Venice 2021 Review: REFLECTION, Resonant, Formalist Look at Russo-Ukrainian War
Akin to the works of Swedish master Roy Andersson, sans humor, combined with the gravitas and emotional punch of Andrey Zvyagintsev, the film is sort of a companion piece to 'Atlantis,' featuring truly impactful and impressive filmmaking.
Call it a silver lining in the midst of unrelenting global pandemic, that we are blessed with not one but two films by Valentyn Vasyanovych this year.
After winning Orizzonti (Best Film) at Berlinale 2019 and being included in the late edition of New Directors/New Films in 2020, Atlantis saw a brief streaming release through New York's Metrograph early this year. With his new film Reflection, having a world Premiere at Venice just now, we get to witness the major new voice in the world cinema emerging.
Mark my words: Vasyanovych the real deal. He will be regarded as a new master with the release of each new film in the future. His almost surrealist formalist approach to filmmaking is akin to the works of Swedish master Roy Andersson, sans humor, combined with the gravitas and emotional punch of Andrey Zvyagintsev. Reflection, a sort of companion piece to Atlantis, is a truly impactful and impressive film.
Just like Atlantis, Reflection is only composed of wide, static long takes: the camera only moves when necessary, with no cutaways or coverage. There are about 27 shots altogether in its two-hour running time. We do not see close-ups of actors' faces, unless they come close to the camera. The depth and isolation of its characters, without many words uttered, are all told visually.
The film starts with an absurd scene: Serhiy (Roman Lutskyi), a surgeon, is meeting up with his ex-wife Olha (Nadiya Levchenko) and their teenage daughter Polina (Nika Myslytska), with Olha's new beau, Andriy (Andriy Rymaruk of Atlantis), a soldier, in what seems to be a large industrial indoor playpen. But Polina is suiting up in a white HAZMAT suit before disappearing behind the giant glass window.
It turns out that playpen is a large indoor paintball court. The teenagers, in groups, are shooting paintballs at each other while parents outside watch them while talking about the war in Donbas, the south-eastern Ukraine, as the glass window is slowly but surely adorned with bubblegum colored paintball shots. The year is 2014, at the start of the Russo-Ukrainian War.
The next scene is Serhiy in the hospital operating table tending to the badly wounded soldier coming from the front line.

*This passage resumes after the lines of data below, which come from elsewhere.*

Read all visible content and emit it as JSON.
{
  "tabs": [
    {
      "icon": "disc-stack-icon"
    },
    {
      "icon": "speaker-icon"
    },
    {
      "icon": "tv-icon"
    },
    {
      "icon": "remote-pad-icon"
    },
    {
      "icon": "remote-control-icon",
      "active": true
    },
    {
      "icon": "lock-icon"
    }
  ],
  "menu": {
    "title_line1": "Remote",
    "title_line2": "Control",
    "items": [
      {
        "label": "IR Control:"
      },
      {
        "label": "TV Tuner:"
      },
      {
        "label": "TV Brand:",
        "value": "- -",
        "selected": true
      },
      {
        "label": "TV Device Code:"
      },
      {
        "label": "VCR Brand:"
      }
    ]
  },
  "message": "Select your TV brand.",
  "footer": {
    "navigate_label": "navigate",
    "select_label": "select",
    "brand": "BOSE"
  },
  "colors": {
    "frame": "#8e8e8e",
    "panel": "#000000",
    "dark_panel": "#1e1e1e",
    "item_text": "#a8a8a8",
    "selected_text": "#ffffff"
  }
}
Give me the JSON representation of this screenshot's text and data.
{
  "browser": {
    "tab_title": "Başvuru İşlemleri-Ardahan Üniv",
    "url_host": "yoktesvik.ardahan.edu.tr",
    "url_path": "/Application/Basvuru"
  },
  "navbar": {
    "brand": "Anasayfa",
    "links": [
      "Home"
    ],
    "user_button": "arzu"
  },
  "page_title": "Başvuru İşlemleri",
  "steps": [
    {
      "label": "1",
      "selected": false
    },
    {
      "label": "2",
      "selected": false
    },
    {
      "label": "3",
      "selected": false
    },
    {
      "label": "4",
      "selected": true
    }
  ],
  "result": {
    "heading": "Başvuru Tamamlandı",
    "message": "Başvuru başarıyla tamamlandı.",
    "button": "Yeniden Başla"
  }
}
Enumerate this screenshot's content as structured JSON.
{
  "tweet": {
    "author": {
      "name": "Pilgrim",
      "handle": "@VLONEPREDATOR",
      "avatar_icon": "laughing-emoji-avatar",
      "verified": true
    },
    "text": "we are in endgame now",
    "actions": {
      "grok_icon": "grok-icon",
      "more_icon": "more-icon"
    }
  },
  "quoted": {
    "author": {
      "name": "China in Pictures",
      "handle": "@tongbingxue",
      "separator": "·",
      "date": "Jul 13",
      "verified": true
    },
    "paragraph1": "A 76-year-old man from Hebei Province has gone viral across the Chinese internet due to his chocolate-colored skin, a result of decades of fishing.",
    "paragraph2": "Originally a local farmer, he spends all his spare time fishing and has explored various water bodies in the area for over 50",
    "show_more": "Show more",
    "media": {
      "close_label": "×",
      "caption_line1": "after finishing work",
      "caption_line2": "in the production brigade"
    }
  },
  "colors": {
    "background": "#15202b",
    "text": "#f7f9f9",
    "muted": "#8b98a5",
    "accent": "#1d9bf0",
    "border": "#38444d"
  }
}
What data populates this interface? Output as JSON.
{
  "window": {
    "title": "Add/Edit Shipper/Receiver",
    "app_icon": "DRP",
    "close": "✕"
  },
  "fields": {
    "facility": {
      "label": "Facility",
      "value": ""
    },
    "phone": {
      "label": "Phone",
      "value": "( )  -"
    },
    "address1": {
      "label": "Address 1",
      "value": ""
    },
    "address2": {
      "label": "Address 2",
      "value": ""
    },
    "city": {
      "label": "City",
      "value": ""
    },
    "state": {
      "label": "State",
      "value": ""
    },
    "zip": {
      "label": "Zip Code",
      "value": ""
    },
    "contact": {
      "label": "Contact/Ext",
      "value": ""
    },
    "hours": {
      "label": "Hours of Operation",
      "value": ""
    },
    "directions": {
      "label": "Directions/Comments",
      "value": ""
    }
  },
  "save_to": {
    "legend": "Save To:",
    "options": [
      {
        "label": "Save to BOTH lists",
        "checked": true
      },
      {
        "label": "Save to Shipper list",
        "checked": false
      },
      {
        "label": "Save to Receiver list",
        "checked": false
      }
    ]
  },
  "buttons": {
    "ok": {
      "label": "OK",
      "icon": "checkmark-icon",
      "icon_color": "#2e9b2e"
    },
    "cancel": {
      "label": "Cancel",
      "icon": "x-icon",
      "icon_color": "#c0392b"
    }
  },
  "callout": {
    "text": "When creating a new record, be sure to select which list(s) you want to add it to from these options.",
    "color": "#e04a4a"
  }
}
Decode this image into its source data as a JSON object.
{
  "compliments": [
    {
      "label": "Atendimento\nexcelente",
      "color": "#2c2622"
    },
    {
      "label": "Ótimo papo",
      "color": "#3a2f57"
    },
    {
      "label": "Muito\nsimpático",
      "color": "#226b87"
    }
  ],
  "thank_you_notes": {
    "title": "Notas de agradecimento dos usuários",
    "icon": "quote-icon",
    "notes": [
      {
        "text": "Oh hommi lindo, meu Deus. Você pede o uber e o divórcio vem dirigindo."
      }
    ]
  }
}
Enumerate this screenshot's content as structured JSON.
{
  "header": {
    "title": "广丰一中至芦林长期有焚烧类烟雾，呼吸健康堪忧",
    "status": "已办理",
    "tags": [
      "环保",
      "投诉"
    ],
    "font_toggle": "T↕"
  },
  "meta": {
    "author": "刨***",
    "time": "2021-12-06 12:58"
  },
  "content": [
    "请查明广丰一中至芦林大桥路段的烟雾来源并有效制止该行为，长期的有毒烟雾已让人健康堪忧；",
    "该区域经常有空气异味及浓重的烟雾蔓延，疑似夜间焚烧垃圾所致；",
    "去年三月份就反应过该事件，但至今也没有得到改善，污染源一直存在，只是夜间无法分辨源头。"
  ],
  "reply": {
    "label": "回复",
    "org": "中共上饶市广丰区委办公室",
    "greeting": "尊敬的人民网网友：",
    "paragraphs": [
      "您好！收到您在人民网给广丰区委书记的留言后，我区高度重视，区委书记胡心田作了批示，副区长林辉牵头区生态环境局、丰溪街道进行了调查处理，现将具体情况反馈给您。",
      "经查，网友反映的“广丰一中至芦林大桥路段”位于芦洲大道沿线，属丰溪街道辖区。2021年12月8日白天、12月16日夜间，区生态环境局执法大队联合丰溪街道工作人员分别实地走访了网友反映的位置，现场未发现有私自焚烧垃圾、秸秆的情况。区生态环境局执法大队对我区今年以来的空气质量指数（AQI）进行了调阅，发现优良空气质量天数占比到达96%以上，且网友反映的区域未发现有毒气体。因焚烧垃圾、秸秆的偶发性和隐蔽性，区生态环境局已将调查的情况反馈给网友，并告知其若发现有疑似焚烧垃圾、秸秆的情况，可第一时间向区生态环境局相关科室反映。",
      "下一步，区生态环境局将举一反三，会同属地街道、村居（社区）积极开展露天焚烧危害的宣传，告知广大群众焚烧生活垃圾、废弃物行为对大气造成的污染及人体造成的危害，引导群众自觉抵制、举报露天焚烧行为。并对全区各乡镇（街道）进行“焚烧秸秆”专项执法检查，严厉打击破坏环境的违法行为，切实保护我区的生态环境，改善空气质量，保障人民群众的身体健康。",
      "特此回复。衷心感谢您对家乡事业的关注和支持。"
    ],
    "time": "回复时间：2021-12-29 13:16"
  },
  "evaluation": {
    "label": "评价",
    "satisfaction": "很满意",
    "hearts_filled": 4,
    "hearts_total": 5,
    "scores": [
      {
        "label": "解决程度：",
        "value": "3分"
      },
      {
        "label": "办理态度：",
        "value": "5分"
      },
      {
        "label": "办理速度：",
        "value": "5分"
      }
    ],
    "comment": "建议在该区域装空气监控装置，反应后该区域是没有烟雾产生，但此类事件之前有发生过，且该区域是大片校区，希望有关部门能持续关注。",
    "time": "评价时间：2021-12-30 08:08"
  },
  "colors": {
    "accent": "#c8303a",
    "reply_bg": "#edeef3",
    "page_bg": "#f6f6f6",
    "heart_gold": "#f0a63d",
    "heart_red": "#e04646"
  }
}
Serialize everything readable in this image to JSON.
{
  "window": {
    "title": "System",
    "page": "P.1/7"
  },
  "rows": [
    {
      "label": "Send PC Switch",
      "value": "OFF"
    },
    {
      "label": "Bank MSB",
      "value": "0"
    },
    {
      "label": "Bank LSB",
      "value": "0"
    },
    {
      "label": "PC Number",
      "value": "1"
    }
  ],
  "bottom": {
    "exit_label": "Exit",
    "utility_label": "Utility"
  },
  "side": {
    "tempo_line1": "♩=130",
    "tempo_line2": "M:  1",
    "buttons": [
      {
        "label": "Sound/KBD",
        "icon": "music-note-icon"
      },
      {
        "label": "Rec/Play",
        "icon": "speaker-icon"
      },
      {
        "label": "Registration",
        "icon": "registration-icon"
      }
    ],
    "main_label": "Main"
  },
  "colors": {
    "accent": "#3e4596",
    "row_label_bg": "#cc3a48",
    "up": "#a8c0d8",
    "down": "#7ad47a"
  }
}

But it is too late. He bleeds out.
The film is divided in two: the war and its aftermath. Serhiy voluntarily joins the war effort, then is captured and tortured by Russian troops. Since he is a surgeon, deemed by Russians to be useful, he is spared and given an assisting role in checking and determining if the tortured Ukraine captives are dying or not. There he encounters Andriy, who is almost dead after a power drill torture session.
The power lies in the film's long takes and imposing compositions. Vasyanovych possesses an impressive eye for architecture and symmetry. In Atlantis, it was industrial wasteland and outdoor scenes that were the main draw. In Reflection, its oppressive, bunker-like industrial indoor spaces are utilized by the director/cinematographer for creating dread, whether it's the hospital operating table, a torture chamber, a portable furnace used by Russians to cremate their victims, or a pigeon crashing into a high-rise apartment window.
The first half, showing the horrors of war, is relentlessly bleak and dark. The second half concerns Serhiy, thoroughly traumatized by the war experience, trying to get a grip on life where everything is pretty normal.
Andriy is regarded as missing in action where no one can find his body; guilt stricken Serhiy has to deal with Olha and Polina. Polina, as a teenager and affected by Andriy's absence, become distant and withdrawn, while Serhiy tries to overcompensate with gifts and horseback riding lessons.
If Atlantis was dealing with a fictional scenario of the future ecological devastation and human toll from the prolonged war, Reflection using gray landscapes and claustrophobic interiors, delves into the psychological damage of on-going conflict and threat from the neighboring ominous superpower. Sly metaphors, like a dead pigeon, a makeshift pyre, and ravenous stray dogs are all present.
But as with Atlantis, there is a glimmer of hope in Reflection. This time, it's not the love between a man and a woman, but that of father and daughter.
Known to use non-actors in his films, Vasyanovych uses his own daughter to play Polina. She, in turn, gives a great performance in long takes, engaging in religious and spiritual discussion with Lutskyi, who plays her father. Her innocence shines through in a dreadful industrial, monochrome winter Ukraine landscape.
Daring in its cinematic language, and unflinching in its presentation of the present, Reflection makes it impossible to ignore the state of the on-going conflict in that part of the world.
Dustin Chang is a freelance writer. His musings and opinions on everything cinema and beyond can be found at www.dustinchang.com
- Valentyn Vasyanovych
- Valentyn Vasyanovych
- Roman Lutskyi
- Andriy Rymaruk
- Dmitriy Sova